:: Instructions to follow ::
From the entries below, gather every line containing the string "groups".

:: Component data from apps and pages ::
⟨
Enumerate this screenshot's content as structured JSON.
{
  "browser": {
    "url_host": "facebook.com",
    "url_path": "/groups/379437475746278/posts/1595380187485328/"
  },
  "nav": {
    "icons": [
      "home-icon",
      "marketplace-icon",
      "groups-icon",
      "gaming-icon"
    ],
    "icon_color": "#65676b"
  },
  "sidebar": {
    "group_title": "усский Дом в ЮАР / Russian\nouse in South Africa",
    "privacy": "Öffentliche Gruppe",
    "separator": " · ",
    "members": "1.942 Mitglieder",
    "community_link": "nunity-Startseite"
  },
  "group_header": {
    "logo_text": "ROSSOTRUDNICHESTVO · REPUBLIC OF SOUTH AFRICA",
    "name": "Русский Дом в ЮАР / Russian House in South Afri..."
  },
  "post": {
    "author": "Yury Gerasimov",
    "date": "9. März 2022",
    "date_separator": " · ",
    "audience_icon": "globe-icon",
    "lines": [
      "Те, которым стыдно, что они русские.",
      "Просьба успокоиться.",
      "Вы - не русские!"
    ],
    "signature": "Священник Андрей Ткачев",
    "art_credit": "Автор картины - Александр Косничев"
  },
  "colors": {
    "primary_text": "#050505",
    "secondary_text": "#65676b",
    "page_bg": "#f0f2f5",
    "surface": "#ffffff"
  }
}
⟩
:: Task output ::
    "url_path": "/groups/379437475746278/posts/1595380187485328/"
      "groups-icon",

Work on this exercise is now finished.